helmfile -f helmfile/helmfile.yaml --environment default --selector app=ingress-nginx sync # ... # ... # UPDATED RELEASES: # NAME CHART VERSION # ingress-nginx ingress-nginx/ingress-nginx 4.3.0 kubectl get deployment -n ingress-nginx # NAME READY UP-TO-DATE AVAILABLE AGE # ingress-nginx-controller 1/1 1 1 3m
So at this point, we have the networking under control and we can serve out web applications over HTTP, but that’s not great for the 21st century. As if things weren’t complicated enough we’ll need to bring certificates in to the mix to work with HTTPS.
Implementing PKI with Cert-Manager
Unlike the other 99% of people, I’m a big fan of working with certificates. I’ll be the first to admit that it’s usually a pretty painful process though. Jetstack’s cert-manager offers a very pain free solution to PKI for Kubernetes and makes what used to be a pretty agonising and often very manual process very efficient and highly automated.
Just because it’s automated though doesn’t mean the process is any less important to understand. There’s a lot of moving parts in the way we’re going to deploy which is going to mean bootstrapping a Certificate Authority that our applications can make use of.
This deployment roughly this has 4 steps:
- cert-manager is deployed using the official helm chart using the values defined here
- An ClusterIssuer is created (the cert-manager object responsible for issuing cluster-wide certificates

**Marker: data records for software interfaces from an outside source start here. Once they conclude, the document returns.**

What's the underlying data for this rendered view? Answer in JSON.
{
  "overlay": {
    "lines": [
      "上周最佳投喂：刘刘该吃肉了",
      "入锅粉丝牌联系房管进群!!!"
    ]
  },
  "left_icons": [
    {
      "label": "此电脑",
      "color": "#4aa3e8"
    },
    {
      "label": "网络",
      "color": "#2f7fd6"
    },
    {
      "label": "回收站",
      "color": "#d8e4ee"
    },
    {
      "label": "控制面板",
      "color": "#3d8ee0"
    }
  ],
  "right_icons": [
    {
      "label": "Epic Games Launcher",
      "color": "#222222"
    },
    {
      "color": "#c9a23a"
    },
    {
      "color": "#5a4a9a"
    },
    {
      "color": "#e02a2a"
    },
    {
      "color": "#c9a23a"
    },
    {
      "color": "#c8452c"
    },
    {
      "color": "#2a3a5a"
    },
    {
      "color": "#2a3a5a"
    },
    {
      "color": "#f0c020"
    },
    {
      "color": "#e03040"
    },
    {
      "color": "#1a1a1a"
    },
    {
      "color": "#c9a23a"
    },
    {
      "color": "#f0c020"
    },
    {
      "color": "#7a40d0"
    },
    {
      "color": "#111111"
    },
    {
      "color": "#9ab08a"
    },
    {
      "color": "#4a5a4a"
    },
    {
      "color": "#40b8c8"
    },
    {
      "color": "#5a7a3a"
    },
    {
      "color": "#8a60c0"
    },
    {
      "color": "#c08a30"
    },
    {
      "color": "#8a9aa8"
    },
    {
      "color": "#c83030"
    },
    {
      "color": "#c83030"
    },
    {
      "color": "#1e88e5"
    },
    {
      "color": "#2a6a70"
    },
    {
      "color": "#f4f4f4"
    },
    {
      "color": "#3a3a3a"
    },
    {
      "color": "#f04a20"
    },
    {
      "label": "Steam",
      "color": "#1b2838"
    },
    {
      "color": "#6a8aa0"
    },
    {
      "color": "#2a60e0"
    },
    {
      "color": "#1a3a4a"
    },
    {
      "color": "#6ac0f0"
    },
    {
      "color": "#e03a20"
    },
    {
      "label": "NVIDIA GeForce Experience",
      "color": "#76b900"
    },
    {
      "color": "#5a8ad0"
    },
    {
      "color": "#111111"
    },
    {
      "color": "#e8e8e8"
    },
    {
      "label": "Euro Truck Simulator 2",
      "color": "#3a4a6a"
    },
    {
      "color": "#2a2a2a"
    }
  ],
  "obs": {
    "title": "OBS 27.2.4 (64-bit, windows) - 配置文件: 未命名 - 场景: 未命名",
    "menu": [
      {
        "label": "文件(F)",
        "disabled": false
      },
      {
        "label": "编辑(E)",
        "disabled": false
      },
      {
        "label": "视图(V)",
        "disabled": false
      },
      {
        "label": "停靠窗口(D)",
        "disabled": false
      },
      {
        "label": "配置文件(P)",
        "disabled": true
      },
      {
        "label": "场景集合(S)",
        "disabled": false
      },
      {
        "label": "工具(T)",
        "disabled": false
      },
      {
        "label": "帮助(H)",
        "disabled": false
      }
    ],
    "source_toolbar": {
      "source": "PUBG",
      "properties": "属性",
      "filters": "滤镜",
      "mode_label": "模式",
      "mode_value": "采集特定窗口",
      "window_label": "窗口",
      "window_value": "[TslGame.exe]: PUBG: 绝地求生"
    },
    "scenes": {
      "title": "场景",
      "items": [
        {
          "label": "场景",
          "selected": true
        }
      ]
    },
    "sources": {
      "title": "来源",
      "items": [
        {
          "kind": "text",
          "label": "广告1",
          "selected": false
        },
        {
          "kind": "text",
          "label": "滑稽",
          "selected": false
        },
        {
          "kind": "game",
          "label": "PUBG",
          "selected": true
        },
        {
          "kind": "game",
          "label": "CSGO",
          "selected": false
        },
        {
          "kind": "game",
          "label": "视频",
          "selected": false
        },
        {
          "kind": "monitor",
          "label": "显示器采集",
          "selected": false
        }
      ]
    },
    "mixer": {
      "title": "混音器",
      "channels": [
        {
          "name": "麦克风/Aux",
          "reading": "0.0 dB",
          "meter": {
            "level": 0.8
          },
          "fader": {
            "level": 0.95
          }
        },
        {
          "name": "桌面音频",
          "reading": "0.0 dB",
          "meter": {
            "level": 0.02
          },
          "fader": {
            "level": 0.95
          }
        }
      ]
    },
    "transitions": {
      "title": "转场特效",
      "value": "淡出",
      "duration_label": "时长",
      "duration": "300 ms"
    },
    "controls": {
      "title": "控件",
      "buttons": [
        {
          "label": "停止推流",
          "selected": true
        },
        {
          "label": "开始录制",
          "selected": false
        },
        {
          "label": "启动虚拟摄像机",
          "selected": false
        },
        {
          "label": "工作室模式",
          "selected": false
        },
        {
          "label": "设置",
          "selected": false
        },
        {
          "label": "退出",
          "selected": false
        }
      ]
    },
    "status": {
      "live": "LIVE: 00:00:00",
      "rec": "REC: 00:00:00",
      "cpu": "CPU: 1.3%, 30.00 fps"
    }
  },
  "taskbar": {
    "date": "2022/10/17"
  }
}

- A self-signed certificate is requested from the ClusterIssuer which will act as our Root CA cert
- A new ClusterIssuer is created, using the newly created certificate
At a high level this process looks like:
With this understood, we can deploy the PKI with:
helmfile -f helmfile/helmfile.yaml --environment default --selector app=cert-manager sync # ... # ... # UPDATED RELEASES: # NAME CHART VERSION # ingress-nginx jetstack/cert-manager 4.3.0 kubectl get deployment -n cert-manager # NAME READY UP-TO-DATE AVAILABLE AGE # cert-manager 1/1 1 1 21m # cert-manager-cainjector 1/1 1 1 21m # cert-manager-webhook 1/1 1 1 22m
Future applications will be able to use HTTPs or leverage any other services which need TLS from this point.
Example Application – Netbox with PostgresDB
I’ve talked about Netbox a lot in the past and I’m using it as an example here as it will let us demonstrate a few things:
- MetalLB and ingress-nginx will be working in tandem to expose the application over the Ingress Controller Loadbalancer
- cert-manager will be issuing a valid certificate to our Ingress
- nfs-subdir-external-provisioner will configure underlying storage PersistentVolumes and PersistentVolumeClaims for the applications Postgres database and static assets
With the relevant infrastructure in place, our deployment will do something along these lines:
Deployment should now make use of these components if we run:
export NETBOX_DB_ADMIN_PASSWORD=StrongPassword123! export NETBOX_DB_ROOT_PASSWORD=VeryStrongPassword123! export NETBOX_ADMIN_PASSWORD=JustAsStrongPassword123! helmfile -f helmfile/helmfile.yaml --environment default --selector app=netbox sync
Deploying Everything – Further Automation with Helmfile
Throughout we’ve deployed by running helmfile and selecting specific applications with the –selector argument to choose specific labels. If we remove this then all sub-helmfiles listed in helmfile/helmfile.yaml will be processed in the order they are provided:
#--Set these to something actually secure export NETBOX_DB_ADMIN_PASSWORD=StrongPassword123! export NETBOX_DB_ROOT_PASSWORD=VeryStrongPassword123! export NETBOX_ADMIN_PASSWORD=JustAsStrongPassword123! helmfile -f helmfile/helmfile.yaml --environment default sync
That will let out a wall of text and build all of the infrastructure we’ve discussed in the order we’ve discussed. This could have been done straight out of the gate but that misses the point a bit of trying to understand how a system works.
Well! That was a lot, but hopefully it all made sense.
For anyone that made it this far, now we have a framework to which any future apps can theoretically be deployed. I’ve been running all of my home systems on a cluster like this for several months now and haven’t had any real issues. In some future posts we’ll take a look at leveraging the PKI further, and some unique application deployments.